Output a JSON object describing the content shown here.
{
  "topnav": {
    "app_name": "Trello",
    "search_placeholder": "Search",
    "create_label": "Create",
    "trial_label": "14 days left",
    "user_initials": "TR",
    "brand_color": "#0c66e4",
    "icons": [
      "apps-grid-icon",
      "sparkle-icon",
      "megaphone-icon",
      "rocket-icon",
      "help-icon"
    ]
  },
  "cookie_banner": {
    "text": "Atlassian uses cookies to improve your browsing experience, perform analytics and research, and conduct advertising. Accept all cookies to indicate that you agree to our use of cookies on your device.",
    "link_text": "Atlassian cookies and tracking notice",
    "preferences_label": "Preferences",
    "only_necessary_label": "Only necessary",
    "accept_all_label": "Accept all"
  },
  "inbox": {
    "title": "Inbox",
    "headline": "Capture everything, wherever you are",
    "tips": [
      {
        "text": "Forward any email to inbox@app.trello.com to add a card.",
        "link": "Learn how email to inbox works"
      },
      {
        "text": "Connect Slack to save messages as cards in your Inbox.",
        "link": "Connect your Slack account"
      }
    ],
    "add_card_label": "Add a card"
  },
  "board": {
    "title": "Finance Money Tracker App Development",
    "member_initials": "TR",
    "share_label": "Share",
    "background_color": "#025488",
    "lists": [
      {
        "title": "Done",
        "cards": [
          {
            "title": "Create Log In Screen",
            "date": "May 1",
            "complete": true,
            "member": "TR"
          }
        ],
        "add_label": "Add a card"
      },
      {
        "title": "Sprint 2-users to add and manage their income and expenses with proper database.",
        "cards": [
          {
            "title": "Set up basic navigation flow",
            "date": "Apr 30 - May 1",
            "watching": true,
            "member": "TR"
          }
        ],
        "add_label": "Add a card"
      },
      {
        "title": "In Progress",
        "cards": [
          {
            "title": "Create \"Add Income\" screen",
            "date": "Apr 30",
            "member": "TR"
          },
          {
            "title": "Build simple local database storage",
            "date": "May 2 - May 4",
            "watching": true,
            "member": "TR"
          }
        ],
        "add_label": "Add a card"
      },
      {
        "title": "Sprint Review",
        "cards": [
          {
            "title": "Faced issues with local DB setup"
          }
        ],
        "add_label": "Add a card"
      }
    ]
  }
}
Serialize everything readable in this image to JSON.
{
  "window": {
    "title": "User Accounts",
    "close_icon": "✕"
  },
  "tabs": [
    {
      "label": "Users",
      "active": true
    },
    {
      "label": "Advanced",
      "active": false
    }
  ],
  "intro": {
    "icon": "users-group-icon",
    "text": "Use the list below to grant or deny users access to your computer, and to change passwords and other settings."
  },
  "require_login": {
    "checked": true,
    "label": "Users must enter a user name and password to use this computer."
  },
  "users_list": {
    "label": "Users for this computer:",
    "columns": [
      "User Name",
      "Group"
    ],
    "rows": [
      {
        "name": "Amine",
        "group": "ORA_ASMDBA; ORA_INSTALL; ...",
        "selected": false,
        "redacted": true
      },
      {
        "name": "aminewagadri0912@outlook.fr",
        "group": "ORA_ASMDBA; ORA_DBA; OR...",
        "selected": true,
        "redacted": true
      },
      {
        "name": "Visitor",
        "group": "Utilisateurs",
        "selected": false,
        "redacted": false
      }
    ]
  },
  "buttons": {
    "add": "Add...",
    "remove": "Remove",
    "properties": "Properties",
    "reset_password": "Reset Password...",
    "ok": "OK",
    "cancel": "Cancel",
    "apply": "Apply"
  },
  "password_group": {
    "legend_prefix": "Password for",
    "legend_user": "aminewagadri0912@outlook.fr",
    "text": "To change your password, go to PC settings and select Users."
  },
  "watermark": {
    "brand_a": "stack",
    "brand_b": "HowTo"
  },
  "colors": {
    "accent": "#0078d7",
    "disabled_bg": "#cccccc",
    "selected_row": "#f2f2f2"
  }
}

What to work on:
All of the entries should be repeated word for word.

Solution for this exercise:
Output a JSON object describing the content shown here.
{
  "topnav": {
    "app_name": "Trello",
    "search_placeholder": "Search",
    "create_label": "Create",
    "trial_label": "14 days left",
    "user_initials": "TR",
    "brand_color": "#0c66e4",
    "icons": [
      "apps-grid-icon",
      "sparkle-icon",
      "megaphone-icon",
      "rocket-icon",
      "help-icon"
    ]
  },
  "cookie_banner": {
    "text": "Atlassian uses cookies to improve your browsing experience, perform analytics and research, and conduct advertising. Accept all cookies to indicate that you agree to our use of cookies on your device.",
    "link_text": "Atlassian cookies and tracking notice",
    "preferences_label": "Preferences",
    "only_necessary_label": "Only necessary",
    "accept_all_label": "Accept all"
  },
  "inbox": {
    "title": "Inbox",
    "headline": "Capture everything, wherever you are",
    "tips": [
      {
        "text": "Forward any email to inbox@app.trello.com to add a card.",
        "link": "Learn how email to inbox works"
      },
      {
        "text": "Connect Slack to save messages as cards in your Inbox.",
        "link": "Connect your Slack account"
      }
    ],
    "add_card_label": "Add a card"
  },
  "board": {
    "title": "Finance Money Tracker App Development",
    "member_initials": "TR",
    "share_label": "Share",
    "background_color": "#025488",
    "lists": [
      {
        "title": "Done",
        "cards": [
          {
            "title": "Create Log In Screen",
            "date": "May 1",
            "complete": true,
            "member": "TR"
          }
        ],
        "add_label": "Add a card"
      },
      {
        "title": "Sprint 2-users to add and manage their income and expenses with proper database.",
        "cards": [
          {
            "title": "Set up basic navigation flow",
            "date": "Apr 30 - May 1",
            "watching": true,
            "member": "TR"
          }
        ],
        "add_label": "Add a card"
      },
      {
        "title": "In Progress",
        "cards": [
          {
            "title": "Create \"Add Income\" screen",
            "date": "Apr 30",
            "member": "TR"
          },
          {
            "title": "Build simple local database storage",
            "date": "May 2 - May 4",
            "watching": true,
            "member": "TR"
          }
        ],
        "add_label": "Add a card"
      },
      {
        "title": "Sprint Review",
        "cards": [
          {
            "title": "Faced issues with local DB setup"
          }
        ],
        "add_label": "Add a card"
      }
    ]
  }
}
Serialize everything readable in this image to JSON.
{
  "window": {
    "title": "User Accounts",
    "close_icon": "✕"
  },
  "tabs": [
    {
      "label": "Users",
      "active": true
    },
    {
      "label": "Advanced",
      "active": false
    }
  ],
  "intro": {
    "icon": "users-group-icon",
    "text": "Use the list below to grant or deny users access to your computer, and to change passwords and other settings."
  },
  "require_login": {
    "checked": true,
    "label": "Users must enter a user name and password to use this computer."
  },
  "users_list": {
    "label": "Users for this computer:",
    "columns": [
      "User Name",
      "Group"
    ],
    "rows": [
      {
        "name": "Amine",
        "group": "ORA_ASMDBA; ORA_INSTALL; ...",
        "selected": false,
        "redacted": true
      },
      {
        "name": "aminewagadri0912@outlook.fr",
        "group": "ORA_ASMDBA; ORA_DBA; OR...",
        "selected": true,
        "redacted": true
      },
      {
        "name": "Visitor",
        "group": "Utilisateurs",
        "selected": false,
        "redacted": false
      }
    ]
  },
  "buttons": {
    "add": "Add...",
    "remove": "Remove",
    "properties": "Properties",
    "reset_password": "Reset Password...",
    "ok": "OK",
    "cancel": "Cancel",
    "apply": "Apply"
  },
  "password_group": {
    "legend_prefix": "Password for",
    "legend_user": "aminewagadri0912@outlook.fr",
    "text": "To change your password, go to PC settings and select Users."
  },
  "watermark": {
    "brand_a": "stack",
    "brand_b": "HowTo"
  },
  "colors": {
    "accent": "#0078d7",
    "disabled_bg": "#cccccc",
    "selected_row": "#f2f2f2"
  }
}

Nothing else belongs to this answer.